**WHAT THE TASK REQUIRES**
Each line below with the string "data" should be copied.

(Items from an interface collection)
Start of Block
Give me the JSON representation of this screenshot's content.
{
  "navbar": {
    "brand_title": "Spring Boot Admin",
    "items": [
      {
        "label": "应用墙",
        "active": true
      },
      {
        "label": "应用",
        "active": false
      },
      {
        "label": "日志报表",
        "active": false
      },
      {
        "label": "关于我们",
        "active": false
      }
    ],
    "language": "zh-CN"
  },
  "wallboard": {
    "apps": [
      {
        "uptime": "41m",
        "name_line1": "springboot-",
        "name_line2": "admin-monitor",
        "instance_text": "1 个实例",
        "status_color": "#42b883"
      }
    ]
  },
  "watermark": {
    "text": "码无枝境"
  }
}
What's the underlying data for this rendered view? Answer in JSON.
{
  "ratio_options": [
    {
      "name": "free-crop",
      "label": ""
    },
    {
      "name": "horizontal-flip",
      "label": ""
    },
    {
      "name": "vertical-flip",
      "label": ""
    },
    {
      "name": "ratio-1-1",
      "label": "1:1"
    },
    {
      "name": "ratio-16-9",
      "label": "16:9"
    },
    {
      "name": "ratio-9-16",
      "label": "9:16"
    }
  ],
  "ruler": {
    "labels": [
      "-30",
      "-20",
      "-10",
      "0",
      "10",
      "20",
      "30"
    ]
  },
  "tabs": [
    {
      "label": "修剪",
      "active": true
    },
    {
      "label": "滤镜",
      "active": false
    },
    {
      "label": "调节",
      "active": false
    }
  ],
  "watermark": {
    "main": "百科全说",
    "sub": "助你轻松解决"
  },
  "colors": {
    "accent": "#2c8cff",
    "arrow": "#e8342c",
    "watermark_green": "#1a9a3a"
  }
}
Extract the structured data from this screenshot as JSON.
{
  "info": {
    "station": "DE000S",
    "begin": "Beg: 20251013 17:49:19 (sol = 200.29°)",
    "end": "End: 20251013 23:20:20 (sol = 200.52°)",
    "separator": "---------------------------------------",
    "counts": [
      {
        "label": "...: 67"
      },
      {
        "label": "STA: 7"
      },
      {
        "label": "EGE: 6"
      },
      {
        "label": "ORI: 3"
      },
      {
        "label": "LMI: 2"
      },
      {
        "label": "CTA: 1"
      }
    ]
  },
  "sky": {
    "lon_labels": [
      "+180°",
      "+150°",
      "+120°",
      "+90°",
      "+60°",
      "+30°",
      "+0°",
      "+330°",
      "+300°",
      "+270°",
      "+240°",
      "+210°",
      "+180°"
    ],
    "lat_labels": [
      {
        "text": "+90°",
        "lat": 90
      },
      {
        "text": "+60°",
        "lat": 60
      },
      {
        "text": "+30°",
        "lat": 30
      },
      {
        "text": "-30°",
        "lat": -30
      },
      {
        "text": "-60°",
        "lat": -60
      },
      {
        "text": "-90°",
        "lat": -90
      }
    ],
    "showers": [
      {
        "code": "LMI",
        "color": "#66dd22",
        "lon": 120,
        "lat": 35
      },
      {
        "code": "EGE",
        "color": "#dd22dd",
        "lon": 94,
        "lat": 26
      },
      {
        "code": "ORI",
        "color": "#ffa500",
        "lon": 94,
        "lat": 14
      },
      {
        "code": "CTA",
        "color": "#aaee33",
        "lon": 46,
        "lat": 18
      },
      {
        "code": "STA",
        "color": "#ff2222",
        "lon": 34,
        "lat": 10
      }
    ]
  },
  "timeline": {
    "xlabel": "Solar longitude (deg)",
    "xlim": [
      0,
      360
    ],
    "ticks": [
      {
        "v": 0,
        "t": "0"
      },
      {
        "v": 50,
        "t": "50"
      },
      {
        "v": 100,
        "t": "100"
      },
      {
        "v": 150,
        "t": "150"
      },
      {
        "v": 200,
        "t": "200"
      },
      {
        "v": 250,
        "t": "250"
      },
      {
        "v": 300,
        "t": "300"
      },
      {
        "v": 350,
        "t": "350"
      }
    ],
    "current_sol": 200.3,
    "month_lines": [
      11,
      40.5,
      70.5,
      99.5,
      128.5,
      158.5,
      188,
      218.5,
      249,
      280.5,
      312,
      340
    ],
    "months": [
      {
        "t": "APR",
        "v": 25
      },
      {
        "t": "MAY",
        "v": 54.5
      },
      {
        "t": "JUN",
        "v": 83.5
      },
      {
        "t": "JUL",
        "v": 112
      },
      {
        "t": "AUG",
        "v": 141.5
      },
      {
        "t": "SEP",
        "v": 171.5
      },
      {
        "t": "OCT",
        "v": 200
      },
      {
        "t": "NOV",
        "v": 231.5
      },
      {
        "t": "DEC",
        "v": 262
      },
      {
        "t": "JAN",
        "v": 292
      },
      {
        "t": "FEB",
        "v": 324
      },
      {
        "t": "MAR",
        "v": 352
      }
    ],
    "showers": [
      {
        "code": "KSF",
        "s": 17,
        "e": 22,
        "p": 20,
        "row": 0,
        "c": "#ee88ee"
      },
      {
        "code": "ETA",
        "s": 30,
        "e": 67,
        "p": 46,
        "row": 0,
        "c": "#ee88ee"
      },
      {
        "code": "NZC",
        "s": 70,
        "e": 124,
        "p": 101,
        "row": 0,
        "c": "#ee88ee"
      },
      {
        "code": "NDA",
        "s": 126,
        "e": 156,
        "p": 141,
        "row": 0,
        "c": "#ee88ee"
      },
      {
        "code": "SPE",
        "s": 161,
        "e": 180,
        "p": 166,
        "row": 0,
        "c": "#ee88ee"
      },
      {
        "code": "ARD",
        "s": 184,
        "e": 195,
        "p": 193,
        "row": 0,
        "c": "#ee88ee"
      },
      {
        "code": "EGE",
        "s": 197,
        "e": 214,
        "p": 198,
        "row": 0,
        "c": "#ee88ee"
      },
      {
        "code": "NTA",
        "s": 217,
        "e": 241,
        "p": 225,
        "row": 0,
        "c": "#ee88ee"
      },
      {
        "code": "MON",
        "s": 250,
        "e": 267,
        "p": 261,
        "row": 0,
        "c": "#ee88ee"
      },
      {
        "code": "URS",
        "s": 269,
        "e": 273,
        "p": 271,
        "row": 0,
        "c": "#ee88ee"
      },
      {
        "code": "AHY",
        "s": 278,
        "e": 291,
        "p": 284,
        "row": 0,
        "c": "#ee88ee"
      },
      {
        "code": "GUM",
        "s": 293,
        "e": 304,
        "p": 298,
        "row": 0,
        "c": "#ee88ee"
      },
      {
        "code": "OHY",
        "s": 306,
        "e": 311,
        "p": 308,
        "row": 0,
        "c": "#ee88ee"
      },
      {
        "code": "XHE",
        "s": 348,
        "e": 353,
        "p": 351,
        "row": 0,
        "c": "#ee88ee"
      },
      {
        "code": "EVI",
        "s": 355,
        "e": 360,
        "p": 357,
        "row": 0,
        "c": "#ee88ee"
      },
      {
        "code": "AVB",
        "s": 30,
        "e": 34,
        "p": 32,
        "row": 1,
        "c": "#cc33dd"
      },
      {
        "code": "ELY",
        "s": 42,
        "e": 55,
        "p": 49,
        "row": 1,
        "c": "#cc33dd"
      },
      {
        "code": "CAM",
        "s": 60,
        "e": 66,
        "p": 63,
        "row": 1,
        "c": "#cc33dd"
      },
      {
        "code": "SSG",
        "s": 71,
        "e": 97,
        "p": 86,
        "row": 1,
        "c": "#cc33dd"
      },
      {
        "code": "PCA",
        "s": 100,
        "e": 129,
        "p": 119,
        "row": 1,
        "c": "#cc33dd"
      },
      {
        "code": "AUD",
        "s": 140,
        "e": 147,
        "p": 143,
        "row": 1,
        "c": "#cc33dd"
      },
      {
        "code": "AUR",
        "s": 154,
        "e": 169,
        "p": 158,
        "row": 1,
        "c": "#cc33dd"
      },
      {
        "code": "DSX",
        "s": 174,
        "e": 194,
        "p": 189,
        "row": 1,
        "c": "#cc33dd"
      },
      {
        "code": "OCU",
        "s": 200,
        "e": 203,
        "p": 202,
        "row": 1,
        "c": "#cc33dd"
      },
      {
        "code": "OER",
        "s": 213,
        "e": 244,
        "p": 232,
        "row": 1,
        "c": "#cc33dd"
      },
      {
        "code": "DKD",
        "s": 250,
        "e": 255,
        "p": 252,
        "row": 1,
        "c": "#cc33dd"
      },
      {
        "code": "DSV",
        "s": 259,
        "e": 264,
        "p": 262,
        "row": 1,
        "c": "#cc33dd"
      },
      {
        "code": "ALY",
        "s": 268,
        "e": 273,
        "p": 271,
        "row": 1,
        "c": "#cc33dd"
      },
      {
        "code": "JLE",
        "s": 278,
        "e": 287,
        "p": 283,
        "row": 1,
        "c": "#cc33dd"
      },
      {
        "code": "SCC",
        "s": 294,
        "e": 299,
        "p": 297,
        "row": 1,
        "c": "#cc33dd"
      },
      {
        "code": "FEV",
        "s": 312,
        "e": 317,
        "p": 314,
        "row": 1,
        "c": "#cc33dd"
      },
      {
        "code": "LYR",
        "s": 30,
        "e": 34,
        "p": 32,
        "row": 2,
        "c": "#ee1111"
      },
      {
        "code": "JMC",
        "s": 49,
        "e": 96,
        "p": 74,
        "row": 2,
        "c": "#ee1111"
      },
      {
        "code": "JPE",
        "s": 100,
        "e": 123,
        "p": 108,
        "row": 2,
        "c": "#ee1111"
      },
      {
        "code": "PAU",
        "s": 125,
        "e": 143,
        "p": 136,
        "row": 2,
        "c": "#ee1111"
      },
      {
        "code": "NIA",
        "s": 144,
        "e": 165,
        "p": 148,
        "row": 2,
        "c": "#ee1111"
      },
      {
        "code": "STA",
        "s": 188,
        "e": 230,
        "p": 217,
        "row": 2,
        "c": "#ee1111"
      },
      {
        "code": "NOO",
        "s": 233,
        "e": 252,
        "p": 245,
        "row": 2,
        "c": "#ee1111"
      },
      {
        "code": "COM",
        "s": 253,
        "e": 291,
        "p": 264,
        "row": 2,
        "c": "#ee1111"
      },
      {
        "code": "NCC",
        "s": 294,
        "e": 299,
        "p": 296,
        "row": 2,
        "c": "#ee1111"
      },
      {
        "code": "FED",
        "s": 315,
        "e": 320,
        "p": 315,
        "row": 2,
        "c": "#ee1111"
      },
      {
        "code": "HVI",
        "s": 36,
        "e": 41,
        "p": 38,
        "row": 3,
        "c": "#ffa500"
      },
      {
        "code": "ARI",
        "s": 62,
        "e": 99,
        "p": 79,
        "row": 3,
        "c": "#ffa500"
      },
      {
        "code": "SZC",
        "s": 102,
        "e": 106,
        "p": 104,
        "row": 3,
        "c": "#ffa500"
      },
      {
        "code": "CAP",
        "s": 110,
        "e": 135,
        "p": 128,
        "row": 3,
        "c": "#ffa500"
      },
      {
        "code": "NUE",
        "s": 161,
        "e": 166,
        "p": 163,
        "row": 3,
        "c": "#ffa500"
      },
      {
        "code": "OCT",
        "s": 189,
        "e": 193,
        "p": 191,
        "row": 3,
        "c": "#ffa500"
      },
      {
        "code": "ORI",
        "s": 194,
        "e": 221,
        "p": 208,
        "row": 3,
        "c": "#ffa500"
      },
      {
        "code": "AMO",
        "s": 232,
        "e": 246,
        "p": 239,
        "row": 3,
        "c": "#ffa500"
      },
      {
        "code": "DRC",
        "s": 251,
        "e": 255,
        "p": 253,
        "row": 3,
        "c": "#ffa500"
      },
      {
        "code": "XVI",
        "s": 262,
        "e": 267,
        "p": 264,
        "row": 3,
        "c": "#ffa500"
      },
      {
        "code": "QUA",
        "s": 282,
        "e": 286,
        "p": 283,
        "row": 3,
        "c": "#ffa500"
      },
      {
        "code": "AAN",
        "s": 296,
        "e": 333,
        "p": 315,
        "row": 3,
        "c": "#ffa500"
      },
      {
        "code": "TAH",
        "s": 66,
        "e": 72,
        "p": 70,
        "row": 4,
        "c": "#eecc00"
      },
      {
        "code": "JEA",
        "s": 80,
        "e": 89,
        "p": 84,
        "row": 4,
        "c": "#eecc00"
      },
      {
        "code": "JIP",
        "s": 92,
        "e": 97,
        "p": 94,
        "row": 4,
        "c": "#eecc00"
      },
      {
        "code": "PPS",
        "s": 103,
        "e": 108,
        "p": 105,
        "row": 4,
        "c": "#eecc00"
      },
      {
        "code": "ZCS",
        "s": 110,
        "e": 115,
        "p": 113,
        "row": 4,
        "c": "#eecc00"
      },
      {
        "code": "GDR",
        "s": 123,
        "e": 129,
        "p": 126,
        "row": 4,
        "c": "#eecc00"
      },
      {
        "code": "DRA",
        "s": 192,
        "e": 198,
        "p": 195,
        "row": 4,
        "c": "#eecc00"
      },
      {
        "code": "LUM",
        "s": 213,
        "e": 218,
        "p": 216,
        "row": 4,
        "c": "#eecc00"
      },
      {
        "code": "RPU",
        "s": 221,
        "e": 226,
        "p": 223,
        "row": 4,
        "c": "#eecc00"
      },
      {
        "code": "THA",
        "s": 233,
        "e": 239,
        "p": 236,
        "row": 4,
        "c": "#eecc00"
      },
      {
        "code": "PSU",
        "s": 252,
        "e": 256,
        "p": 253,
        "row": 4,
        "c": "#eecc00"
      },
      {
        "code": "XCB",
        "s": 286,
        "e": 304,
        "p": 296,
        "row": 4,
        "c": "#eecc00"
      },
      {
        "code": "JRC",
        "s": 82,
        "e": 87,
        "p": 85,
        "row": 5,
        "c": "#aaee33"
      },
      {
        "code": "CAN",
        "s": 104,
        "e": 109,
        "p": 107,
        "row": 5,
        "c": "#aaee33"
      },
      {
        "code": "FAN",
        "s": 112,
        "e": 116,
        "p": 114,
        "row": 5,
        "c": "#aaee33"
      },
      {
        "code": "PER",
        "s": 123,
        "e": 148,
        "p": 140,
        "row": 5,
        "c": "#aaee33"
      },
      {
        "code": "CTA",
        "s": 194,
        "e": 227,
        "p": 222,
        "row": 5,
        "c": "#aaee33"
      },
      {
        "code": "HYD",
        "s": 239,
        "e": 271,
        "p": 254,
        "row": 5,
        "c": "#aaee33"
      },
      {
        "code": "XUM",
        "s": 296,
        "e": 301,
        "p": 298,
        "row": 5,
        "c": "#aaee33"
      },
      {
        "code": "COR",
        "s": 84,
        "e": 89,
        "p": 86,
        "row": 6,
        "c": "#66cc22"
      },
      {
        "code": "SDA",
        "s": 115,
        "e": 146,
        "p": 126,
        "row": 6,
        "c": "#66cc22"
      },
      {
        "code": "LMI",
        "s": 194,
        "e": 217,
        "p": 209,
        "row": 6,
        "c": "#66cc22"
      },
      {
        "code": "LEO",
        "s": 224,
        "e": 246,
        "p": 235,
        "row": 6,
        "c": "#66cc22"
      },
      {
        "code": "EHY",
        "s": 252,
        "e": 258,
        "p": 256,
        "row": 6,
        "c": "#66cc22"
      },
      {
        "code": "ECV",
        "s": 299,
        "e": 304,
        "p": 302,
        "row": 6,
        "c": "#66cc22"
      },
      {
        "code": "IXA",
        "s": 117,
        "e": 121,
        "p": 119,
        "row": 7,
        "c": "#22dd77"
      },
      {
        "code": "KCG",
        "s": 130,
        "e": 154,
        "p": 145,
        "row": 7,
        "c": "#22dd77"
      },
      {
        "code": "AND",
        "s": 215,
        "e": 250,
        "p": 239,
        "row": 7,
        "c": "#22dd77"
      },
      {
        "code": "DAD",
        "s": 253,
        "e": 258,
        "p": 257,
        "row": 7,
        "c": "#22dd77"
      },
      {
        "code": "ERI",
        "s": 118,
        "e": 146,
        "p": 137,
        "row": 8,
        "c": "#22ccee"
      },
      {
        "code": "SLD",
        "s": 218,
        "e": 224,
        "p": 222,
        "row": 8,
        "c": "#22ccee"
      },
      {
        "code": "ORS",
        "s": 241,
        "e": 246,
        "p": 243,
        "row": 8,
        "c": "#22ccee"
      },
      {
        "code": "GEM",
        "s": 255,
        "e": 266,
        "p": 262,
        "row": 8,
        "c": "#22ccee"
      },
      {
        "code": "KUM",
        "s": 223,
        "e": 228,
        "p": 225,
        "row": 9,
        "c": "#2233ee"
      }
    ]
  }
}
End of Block
**ANSWER**
What's the underlying data for this rendered view? Answer in JSON.
Extract the structured data from this screenshot as JSON.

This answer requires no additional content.